ALLOWANCE FOR TSC HARDSHIP
TSC HARDSHIP GROUP ALLOWANCE PM
- B5 – 6,600
- C1 – 8,200
- C2 – 10,900
- C3 – 12,300
- C4 – 14,650
- C5 – 17,100
- D1 – 27,300
- D2 – 27,300
- D3 – 31,500
- D4 – 31,500
- D5 – 38,100
Following a positive review of the recently concluded data gathering exercise, thousands of teachers from four sub-counties are bracing for possible compensation rises.
Teachers in Nyando, Chonyi, Lungalunga, and Suba may soon be able to smile to the bank, as the government aims to put proposals from teams that gathered data on hard-hit districts into action.
Payment cannot be provided, however, until the official new hardship zones have been gazetted and a budget to capture the new areas has been approved.
Despite the fact that additional sub-counties received favorable assessments, the four garnered overwhelming approval, with some teams indicating specific zones and schools where the accommodations should be made.
On September 5th of last year, the Principal Secretary for Interior Services despatched five teams for a countrywide data collection exercise intended at examining hardship areas for public servants.
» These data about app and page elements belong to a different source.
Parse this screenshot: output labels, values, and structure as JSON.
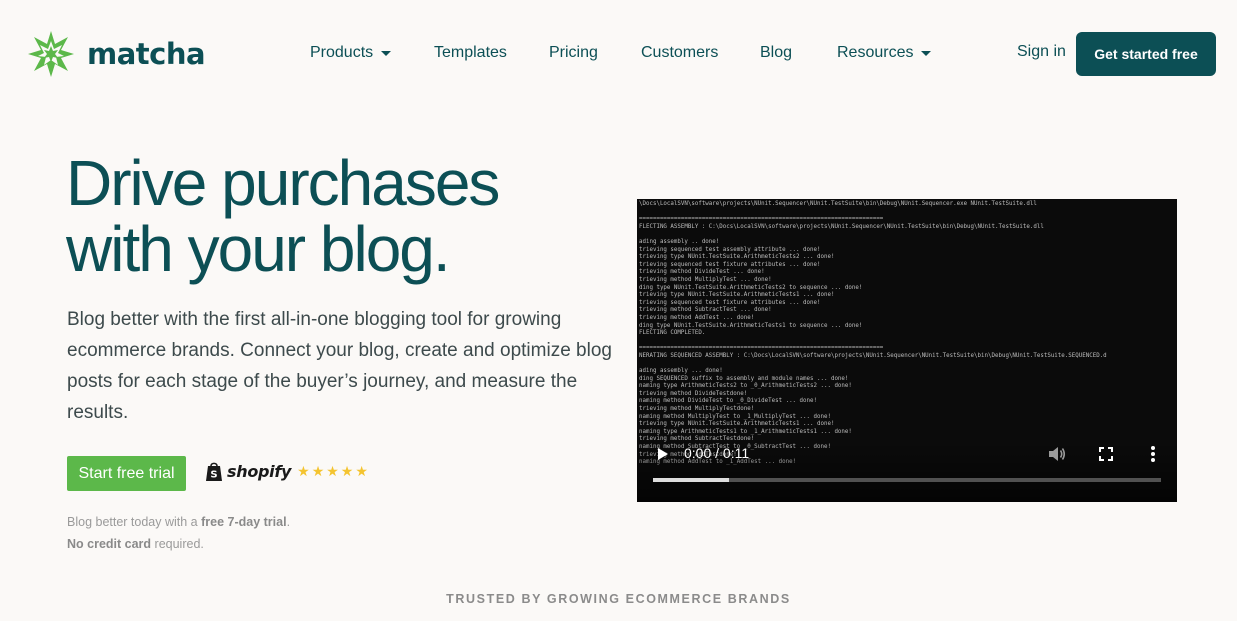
{
  "brand": {
    "name": "matcha",
    "logo_icon": "matcha-leaf-logo"
  },
  "nav": {
    "items": [
      {
        "label": "Products",
        "has_dropdown": true
      },
      {
        "label": "Templates",
        "has_dropdown": false
      },
      {
        "label": "Pricing",
        "has_dropdown": false
      },
      {
        "label": "Customers",
        "has_dropdown": false
      },
      {
        "label": "Blog",
        "has_dropdown": false
      },
      {
        "label": "Resources",
        "has_dropdown": true
      }
    ],
    "signin_label": "Sign in",
    "cta_label": "Get started free"
  },
  "hero": {
    "headline_line1": "Drive purchases",
    "headline_line2": "with your blog.",
    "subtext": "Blog better with the first all-in-one blogging tool for growing ecommerce brands. Connect your blog, create and optimize blog posts for each stage of the buyer’s journey, and measure the results.",
    "trial_button": "Start free trial",
    "partner_name": "shopify",
    "rating_stars": "★★★★★",
    "note_line1_a": "Blog better today with a ",
    "note_line1_b": "free 7-day trial",
    "note_line1_c": ".",
    "note_line2_a": "No credit card",
    "note_line2_b": " required."
  },
  "video": {
    "time_display": "0:00 / 0:11",
    "progress_fraction": 0.15,
    "console_lines": [
      "\\Docs\\LocalSVN\\software\\projects\\NUnit.Sequencer\\NUnit.TestSuite\\bin\\Debug\\NUnit.Sequencer.exe NUnit.TestSuite.dll",
      "",
      "======================================================================",
      "FLECTING ASSEMBLY : C:\\Docs\\LocalSVN\\software\\projects\\NUnit.Sequencer\\NUnit.TestSuite\\bin\\Debug\\NUnit.TestSuite.dll",
      "",
      "ading assembly .. done!",
      "trieving sequenced test assembly attribute ... done!",
      "trieving type NUnit.TestSuite.ArithmeticTests2 ... done!",
      "trieving sequenced test fixture attributes ... done!",
      "trieving method DivideTest ... done!",
      "trieving method MultiplyTest ... done!",
      "ding type NUnit.TestSuite.ArithmeticTests2 to sequence ... done!",
      "trieving type NUnit.TestSuite.ArithmeticTests1 ... done!",
      "trieving sequenced test fixture attributes ... done!",
      "trieving method SubtractTest ... done!",
      "trieving method AddTest ... done!",
      "ding type NUnit.TestSuite.ArithmeticTests1 to sequence ... done!",
      "FLECTING COMPLETED.",
      "",
      "======================================================================",
      "NERATING SEQUENCED ASSEMBLY : C:\\Docs\\LocalSVN\\software\\projects\\NUnit.Sequencer\\NUnit.TestSuite\\bin\\Debug\\NUnit.TestSuite.SEQUENCED.d",
      "",
      "ading assembly ... done!",
      "ding SEQUENCED suffix to assembly and module names ... done!",
      "naming type ArithmeticTests2 to _0_ArithmeticTests2 ... done!",
      "trieving method DivideTestdone!",
      "naming method DivideTest to _0_DivideTest ... done!",
      "trieving method MultiplyTestdone!",
      "naming method MultiplyTest to _1_MultiplyTest ... done!",
      "trieving type NUnit.TestSuite.ArithmeticTests1 ... done!",
      "naming type ArithmeticTests1 to _1_ArithmeticTests1 ... done!",
      "trieving method SubtractTestdone!",
      "naming method SubtractTest to _0_SubtractTest ... done!",
      "trieving method AddTestdone!",
      "naming method AddTest to _1_AddTest ... done!"
    ]
  },
  "trusted_label": "TRUSTED BY GROWING ECOMMERCE BRANDS",
  "colors": {
    "primary": "#0c4f55",
    "trial_green": "#5cb84a",
    "logo_green": "#5cb84a",
    "star_yellow": "#f4c430"
  }
}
Representatives from the Ministries of Public Service and Gender, Interior and National Government Coordination, Education, the National Treasury, and Planning made up the teams.
The Kenya National Bureau of Statistics, the Public Service Commission, the Teachers Service Commission, the Council of Governors, the Commission on Revenue Allocation, the Salaries and Remuneration Commission, and the Judiciary were also sent to various counties to gather data.
The exercise was a follow-up to the first phase, which the Technical Committee concluded in fiscal year 2020/2021.
The Technical Committee finished phase I of the exercise in fiscal year 2020/21, according to the PS.
During recruitment and deployment, TSC promises to take into account areas where teachers are in short supply.
Phase II of the experiment, however, was not able to be completed in the same year due to financial constraints.’
Lamu, Kilifi, and Kwale counties were visited by the officers. Chonyi, in Kilifi County, and Lungalunga, in Kwale County, were deemed to be among the hardest-hit places.
Laikipia, Meru North (Nyambene), Tharaka Nithi (Tharaka, Marimanti), and Nyandarua were among the other places visited (Nyahururu).
West Pokot, Turkana, Elgeyo-Marakwet, Baringo, Suba, Nyatike, Seme, and Tinderet were also visited.
Kitui North (Mutha), Kitui South (Endau and Malalani), Kitui East and Mwingi North (Kaningo), and Kalama locations in Garissa, Wajir, and Mandera counties, as well as Kitui North (Mutha), Kitui South (Endau and Malalani), Kitui East and Mwingi North (Kaningo), and Kalama counties, were all visited.
Murang’a (Kakuzi, Maragua), Kiambu (Ndeiya), Nakuru (Mbogoni and Makongeni), and Nyeri are among the others (Kieni).
TSC CEO Nancy Macharia stated on Tuesday that the teacher shortage, particularly in the North-East, is caused by frequent terrorist attacks that force instructors to quit the area.
Apart from terrorist attacks, Macharia pointed out that the country’s teacher shortage is due to underfunding by the government.
She encouraged teachers who had retired at the age of 60 but hadn’t yet turned 65 to apply for jobs in the North-Eastern region.
Dr. Macharia also urged the government to hire 40, 000 more teachers and provide financing for the hiring of interns and permanent teachers.